Each cage was placed on a suitable patch of reef so that the steel frame of the cage was resting on relatively flat substratum. Five sea urchins from each of the three size classes (20–60 mm, 61–80 and 81–100 mm test diameter) were placed in each cage, and cages were left overnight to ensure no animals could escape from the cages. A single rock lobster (J. edwardsii) of a designated size class was then added to each ‘treatment’ cage while ‘control’ cages did not contain rock lobsters. There were 3 replicate control cages, and 3 replicate treatment cages of each size class of rock lobster. Size classes of rock lobsters were denoted as juvenile (J; carapace length (CL) < 100 mm), adult class 1 (A1; CL 110 mm), and adult class 2 (A2; CL > 120 mm). On the east coat of Tasmania male J. edwardsii do not feed during their annual moult in November and December, with feeding rates of the rock lobsters thought to increase in the post moult period. The experiment was established early in January 2001 using post moult male rock lobsters to ensure that rock lobsters would be feeding.

3. Tagging experiment — sea urchins marked but not tethered
The method used to tag sea urchins was identical to that for tethering the sea urchins (above) except that no weight was attached to the free end of the wire tag. Sixty tagged sea urchins were placed randomly on each of the four transects in each region, comprising 30 juvenile (test diameter 20–60 mm) and 30 adult (test diameter 65–100 mm) sea urchins. Tagged animals were placed in positions to ensure that individuals could seek shelter in crevices. Sea urchin mortality was assessed weekly for one month by relocating tags and recording the condition of the attached sea urchin. Recovered tags that were not attached to an intact sea urchin or fragment of sea urchin test were considered to be mortalities since our pilot studies found that > 90% of tags were retained by sea urchins held for one month in an aquarium. Unrecovered tags were not considered to be mortalities and were excluded from analyses.

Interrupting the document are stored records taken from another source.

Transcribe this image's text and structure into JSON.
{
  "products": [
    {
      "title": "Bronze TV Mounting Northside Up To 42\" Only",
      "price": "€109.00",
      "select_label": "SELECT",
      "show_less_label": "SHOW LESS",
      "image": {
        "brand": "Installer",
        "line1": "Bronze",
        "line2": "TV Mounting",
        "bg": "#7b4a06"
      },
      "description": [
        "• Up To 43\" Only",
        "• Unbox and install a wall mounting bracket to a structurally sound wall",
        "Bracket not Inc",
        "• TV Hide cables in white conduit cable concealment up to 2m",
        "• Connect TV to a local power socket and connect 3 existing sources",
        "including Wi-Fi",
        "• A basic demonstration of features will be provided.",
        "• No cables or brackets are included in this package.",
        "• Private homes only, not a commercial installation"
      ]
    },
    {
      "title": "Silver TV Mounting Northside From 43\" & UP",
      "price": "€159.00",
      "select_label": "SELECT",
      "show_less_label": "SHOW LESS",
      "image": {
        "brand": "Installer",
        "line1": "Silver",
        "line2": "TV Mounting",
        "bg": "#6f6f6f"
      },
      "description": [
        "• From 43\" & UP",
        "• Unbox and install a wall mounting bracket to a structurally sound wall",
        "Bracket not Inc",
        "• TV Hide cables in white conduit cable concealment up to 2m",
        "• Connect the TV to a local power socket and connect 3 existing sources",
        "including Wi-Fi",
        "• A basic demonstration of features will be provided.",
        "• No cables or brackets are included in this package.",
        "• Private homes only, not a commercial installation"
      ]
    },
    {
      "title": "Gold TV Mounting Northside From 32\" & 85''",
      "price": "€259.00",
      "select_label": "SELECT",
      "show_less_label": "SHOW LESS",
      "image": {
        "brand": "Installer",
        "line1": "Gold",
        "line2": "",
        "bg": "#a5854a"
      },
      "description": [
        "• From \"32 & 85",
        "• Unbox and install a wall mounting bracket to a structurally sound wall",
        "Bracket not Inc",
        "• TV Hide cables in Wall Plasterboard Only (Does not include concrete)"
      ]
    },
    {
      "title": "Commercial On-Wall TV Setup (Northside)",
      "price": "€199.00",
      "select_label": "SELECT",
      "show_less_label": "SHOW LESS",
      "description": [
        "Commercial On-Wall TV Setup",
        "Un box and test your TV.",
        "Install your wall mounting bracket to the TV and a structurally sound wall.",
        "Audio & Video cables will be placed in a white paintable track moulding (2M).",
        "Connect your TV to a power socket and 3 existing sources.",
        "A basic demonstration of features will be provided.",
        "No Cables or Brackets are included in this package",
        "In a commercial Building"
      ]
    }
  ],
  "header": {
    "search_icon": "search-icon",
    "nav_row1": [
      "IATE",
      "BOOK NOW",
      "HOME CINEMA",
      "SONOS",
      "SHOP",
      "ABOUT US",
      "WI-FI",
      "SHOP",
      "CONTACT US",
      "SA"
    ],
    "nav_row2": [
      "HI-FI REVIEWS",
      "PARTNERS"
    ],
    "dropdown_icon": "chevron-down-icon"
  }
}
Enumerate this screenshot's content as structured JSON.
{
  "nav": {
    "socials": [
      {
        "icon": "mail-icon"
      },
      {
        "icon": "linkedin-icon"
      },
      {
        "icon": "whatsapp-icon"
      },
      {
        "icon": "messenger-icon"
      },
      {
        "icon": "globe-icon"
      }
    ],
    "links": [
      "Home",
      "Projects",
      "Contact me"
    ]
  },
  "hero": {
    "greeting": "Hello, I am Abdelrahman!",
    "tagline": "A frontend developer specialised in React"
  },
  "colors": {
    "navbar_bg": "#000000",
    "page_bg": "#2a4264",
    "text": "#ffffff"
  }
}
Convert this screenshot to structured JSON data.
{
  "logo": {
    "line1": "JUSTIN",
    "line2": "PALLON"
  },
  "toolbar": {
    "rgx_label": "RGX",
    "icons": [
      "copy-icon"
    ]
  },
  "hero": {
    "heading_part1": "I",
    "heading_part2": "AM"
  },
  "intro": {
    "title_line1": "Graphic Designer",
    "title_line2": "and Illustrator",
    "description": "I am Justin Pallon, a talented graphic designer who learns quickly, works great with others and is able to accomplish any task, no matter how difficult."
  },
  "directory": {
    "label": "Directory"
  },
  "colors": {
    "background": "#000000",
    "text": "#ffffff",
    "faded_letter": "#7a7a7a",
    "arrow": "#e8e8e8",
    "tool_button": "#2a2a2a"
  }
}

4. Relative effects of fish and rock lobsters as predators of sea urchins
Treatments were designed to examine all possible combinations of the presence (+) and absence (−) of rock lobsters (L) and demersal fish (F), (Fig. 2). Three replicate cages of each of the four treatments and three replicate unmanipulated control plots were positioned randomly at ca. 8 m depth on the rocky reef at Magistrates Point (42° 34′ S, 148° 03′ E).
Each experimental plot was then stocked with a total of fifteen sea urchins from the surrounding reef to give an overall sea urchin density of 1.7 individuals m− 2. Five sea urchins were selected from each of the three size classes, viz. juvenile (J) 40–60 mm, small adult (A1) 61–80 mm, and adult (A2) 81–100 mm. Sea urchins were allowed to acclimate to the experimental plots for 24 h before the addition of rock lobsters. The number of sea urchins from each size class was recorded after the acclimation period, and all individuals were accounted for. Sea urchin mortality in the experimental plots was assessed weekly over a two-month period.

5. Size–frequency distributions of sea urchin populations within Mercury Passage
The size–structure of five sea urchin populations from areas open and closed to exploitation of rock lobster and demersal fish in Mercury Passage was compared. Sea urchins were collected randomly from rocky reefs at three locations open to harvesting (Quarry Point 42° 34′ S, 147° 54′ E; Stapleton Point 42° 35′ S, 147° 55′ E; Lords Bluff 42° 31′ S, 147° 59′ E), and from two locations within the Maria Island Marine Reserve closed to fishing (Magistrates Point 42° 34′ S, 148° 03′ E; Howells Point 42° 36′ S, 148° 02′ E). At each of the five locations all sea urchins were collected from 10 randomly placed 16-m2 quadrats (mid 2000) and the test diameter (TD) of each individual measured to the nearest millimetre using knife-edge callipers.

Notes

Credit
Australian Research Council (ARC)
Credit
School of Zoology, University of Tasmania
Purpose
Quantify sea urchin mortality rates in areas where predator abundance are high (inside marine reserves) and in areas open to exploitation.

Created: 12 08 2008

Data time period: 2000 to 12 07 2003

This dataset is part of a larger collection

Click to explore relationships graph

148,-42.55 148,-43 147,-43 147,-42.55 148,-42.55

147.5,-42.775

Identifiers
  • global : 0ec80c50-68df-11dd-a210-00188b4c0af8